[Dataset rows describing interfaces]
::::
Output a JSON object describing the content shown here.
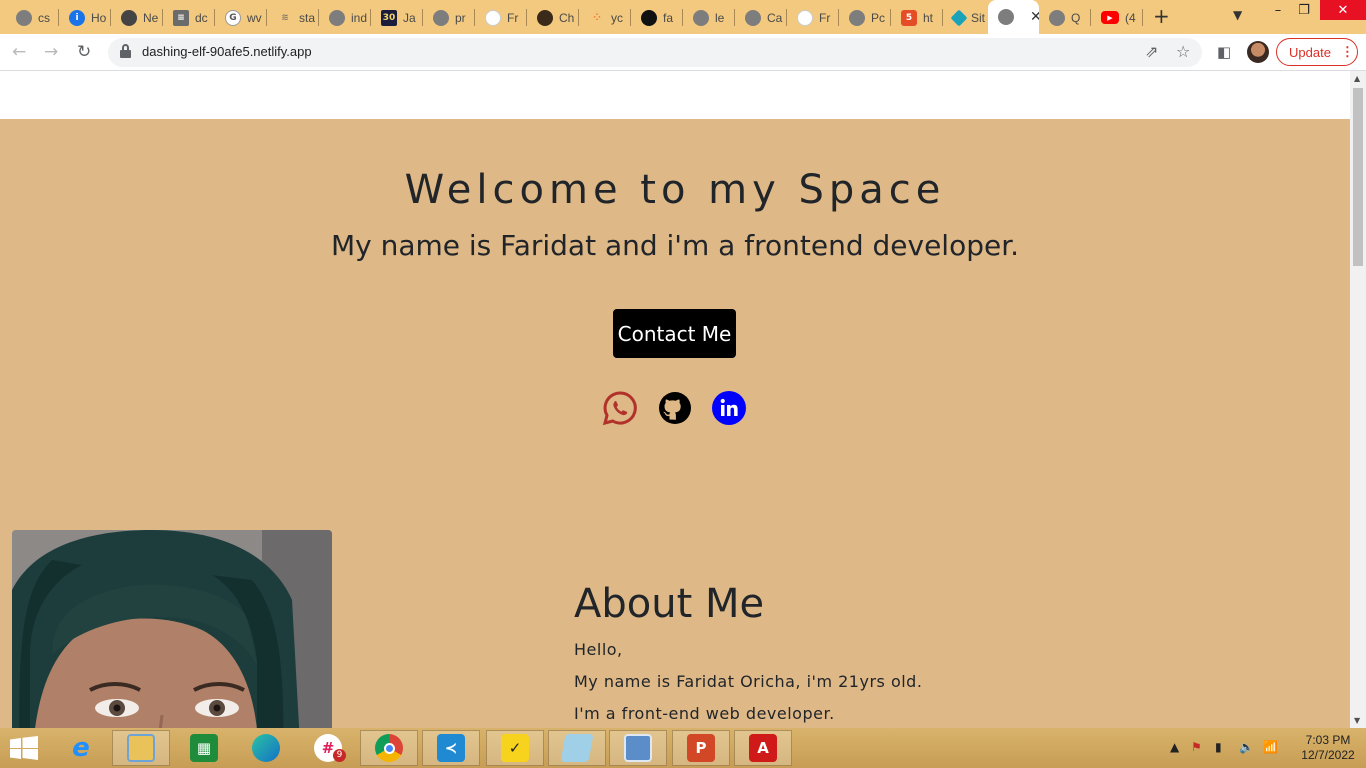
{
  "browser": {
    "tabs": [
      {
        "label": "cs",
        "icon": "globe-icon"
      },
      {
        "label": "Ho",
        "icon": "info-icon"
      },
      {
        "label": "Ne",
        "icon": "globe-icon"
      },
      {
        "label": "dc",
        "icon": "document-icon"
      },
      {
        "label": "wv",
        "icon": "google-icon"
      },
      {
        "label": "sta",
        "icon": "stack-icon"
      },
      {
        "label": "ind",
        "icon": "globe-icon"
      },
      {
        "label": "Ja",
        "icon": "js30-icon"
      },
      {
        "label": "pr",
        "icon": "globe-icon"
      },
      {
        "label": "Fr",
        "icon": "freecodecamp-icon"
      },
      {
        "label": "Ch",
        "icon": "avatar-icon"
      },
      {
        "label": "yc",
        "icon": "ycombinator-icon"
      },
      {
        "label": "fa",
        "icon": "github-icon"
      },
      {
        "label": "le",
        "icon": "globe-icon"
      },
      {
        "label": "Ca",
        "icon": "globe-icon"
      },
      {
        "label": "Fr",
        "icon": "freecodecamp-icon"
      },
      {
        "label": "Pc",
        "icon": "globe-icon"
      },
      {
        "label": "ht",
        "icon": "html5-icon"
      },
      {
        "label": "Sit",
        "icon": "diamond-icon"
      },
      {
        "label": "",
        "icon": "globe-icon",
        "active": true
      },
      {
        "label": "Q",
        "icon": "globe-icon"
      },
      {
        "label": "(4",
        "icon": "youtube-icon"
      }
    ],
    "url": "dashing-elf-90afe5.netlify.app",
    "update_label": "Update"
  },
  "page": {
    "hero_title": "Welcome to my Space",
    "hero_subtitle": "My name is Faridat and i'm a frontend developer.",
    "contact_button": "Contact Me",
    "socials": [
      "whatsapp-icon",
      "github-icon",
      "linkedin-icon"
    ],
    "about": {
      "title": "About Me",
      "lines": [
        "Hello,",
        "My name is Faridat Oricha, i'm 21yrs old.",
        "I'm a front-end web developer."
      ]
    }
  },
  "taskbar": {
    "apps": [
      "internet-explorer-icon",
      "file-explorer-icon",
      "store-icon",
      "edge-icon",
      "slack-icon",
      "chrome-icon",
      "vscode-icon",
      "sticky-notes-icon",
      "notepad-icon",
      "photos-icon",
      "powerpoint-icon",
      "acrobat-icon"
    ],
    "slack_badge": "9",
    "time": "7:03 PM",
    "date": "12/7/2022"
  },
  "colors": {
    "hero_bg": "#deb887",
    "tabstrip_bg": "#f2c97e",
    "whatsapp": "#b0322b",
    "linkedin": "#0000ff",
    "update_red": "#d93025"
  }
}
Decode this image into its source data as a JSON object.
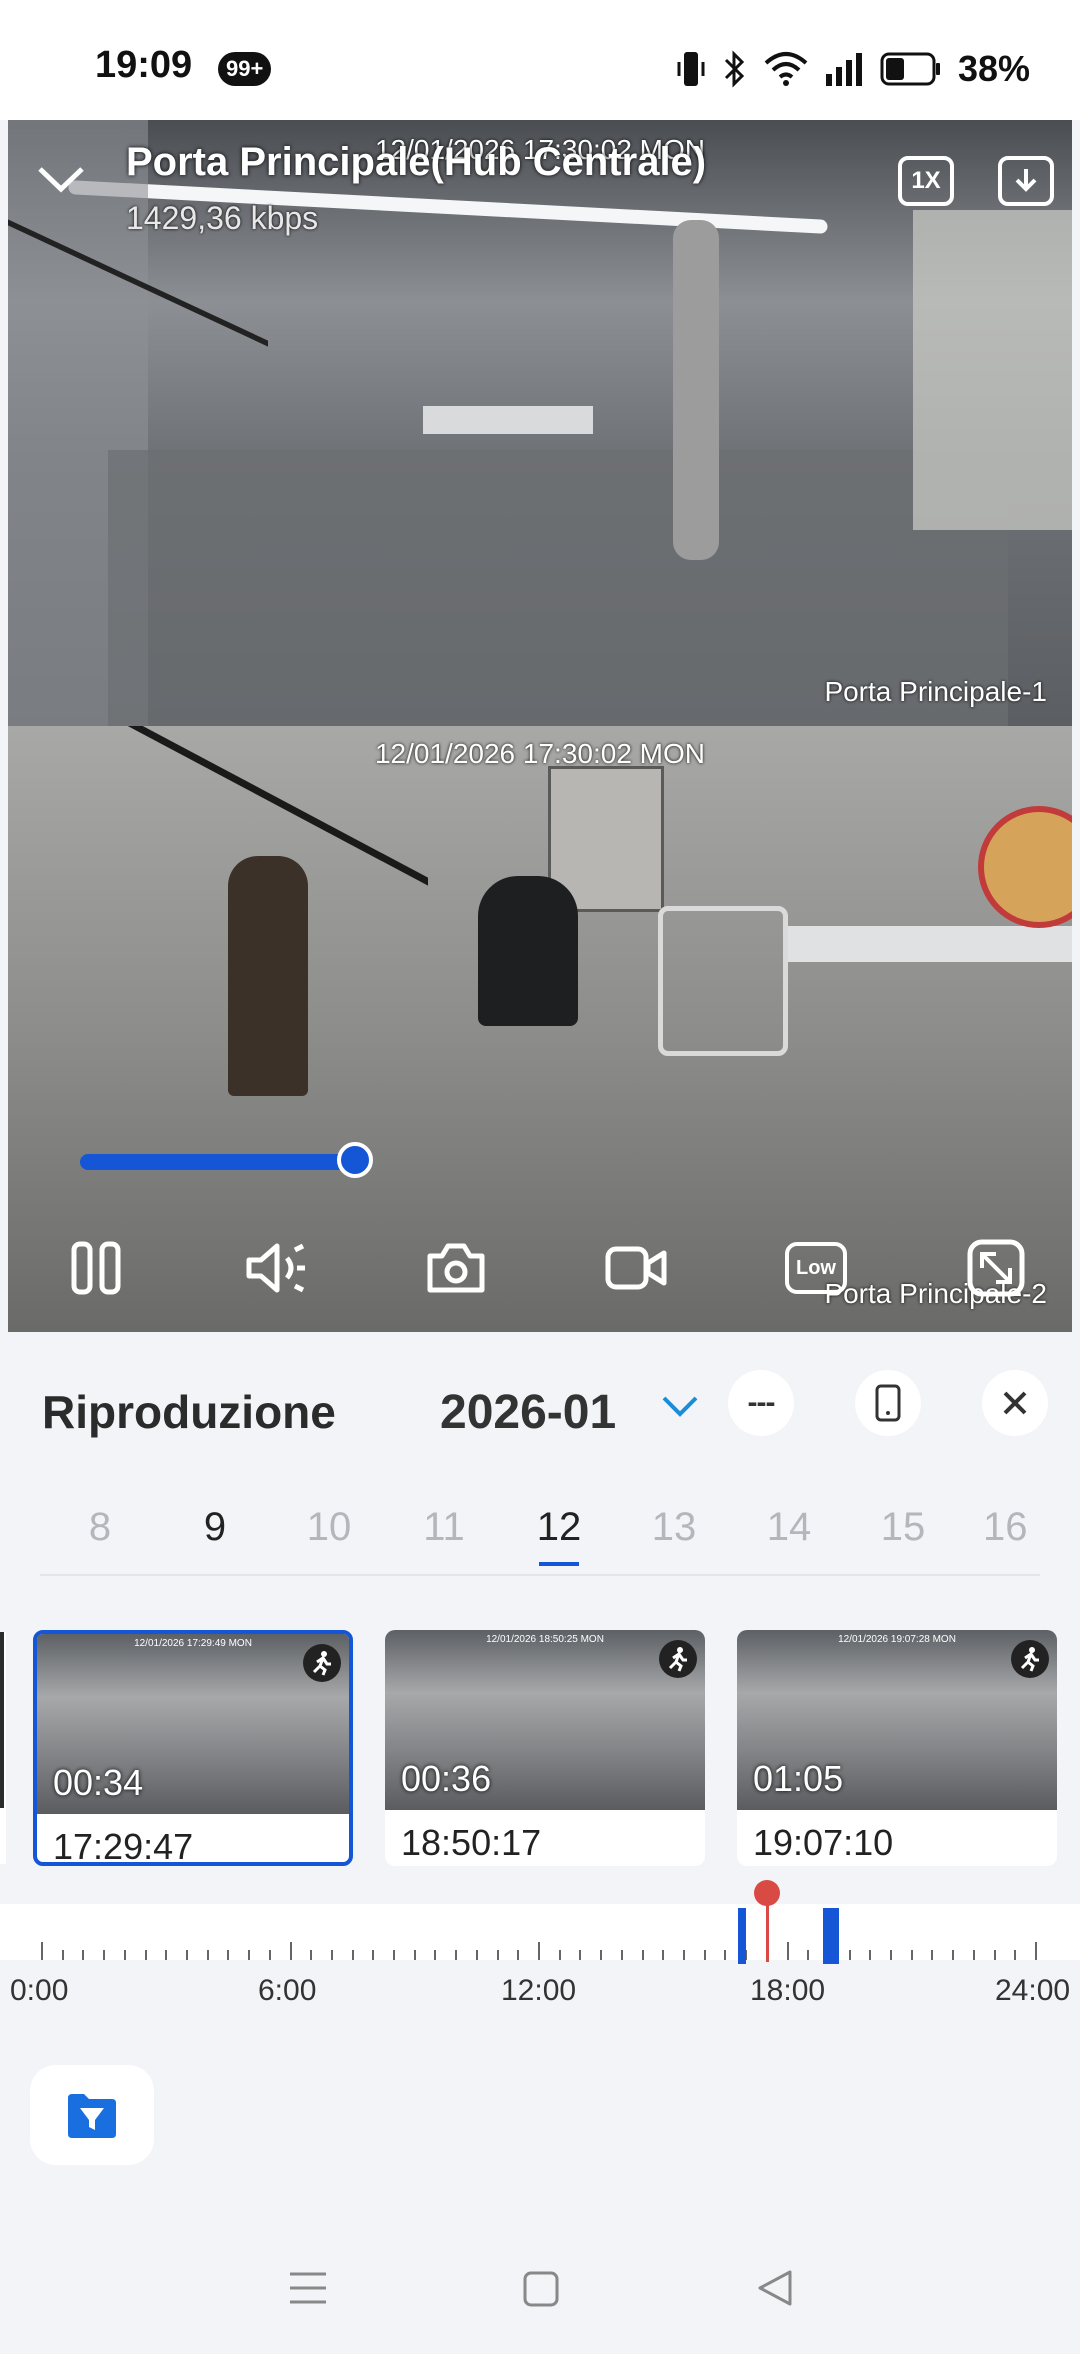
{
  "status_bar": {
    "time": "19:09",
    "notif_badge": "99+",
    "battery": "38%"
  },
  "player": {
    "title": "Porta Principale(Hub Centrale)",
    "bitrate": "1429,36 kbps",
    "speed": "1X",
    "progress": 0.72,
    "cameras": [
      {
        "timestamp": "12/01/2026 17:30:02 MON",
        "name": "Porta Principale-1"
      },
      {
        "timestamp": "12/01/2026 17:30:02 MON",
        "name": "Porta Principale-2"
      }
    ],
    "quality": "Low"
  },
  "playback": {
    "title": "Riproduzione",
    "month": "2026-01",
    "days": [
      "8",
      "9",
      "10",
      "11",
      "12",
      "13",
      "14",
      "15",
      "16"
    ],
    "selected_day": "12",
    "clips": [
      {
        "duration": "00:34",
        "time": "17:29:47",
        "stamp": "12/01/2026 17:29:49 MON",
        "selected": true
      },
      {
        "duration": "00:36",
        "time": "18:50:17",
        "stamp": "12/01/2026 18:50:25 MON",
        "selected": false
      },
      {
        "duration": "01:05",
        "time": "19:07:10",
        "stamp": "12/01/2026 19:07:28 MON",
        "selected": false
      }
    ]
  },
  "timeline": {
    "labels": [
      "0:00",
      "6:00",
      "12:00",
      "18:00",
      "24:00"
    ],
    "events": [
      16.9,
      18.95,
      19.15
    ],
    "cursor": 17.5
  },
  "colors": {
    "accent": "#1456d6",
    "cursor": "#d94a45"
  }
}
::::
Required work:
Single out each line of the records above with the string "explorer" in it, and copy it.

Written reply:
      "internet-explorer-icon",
      "file-explorer-icon",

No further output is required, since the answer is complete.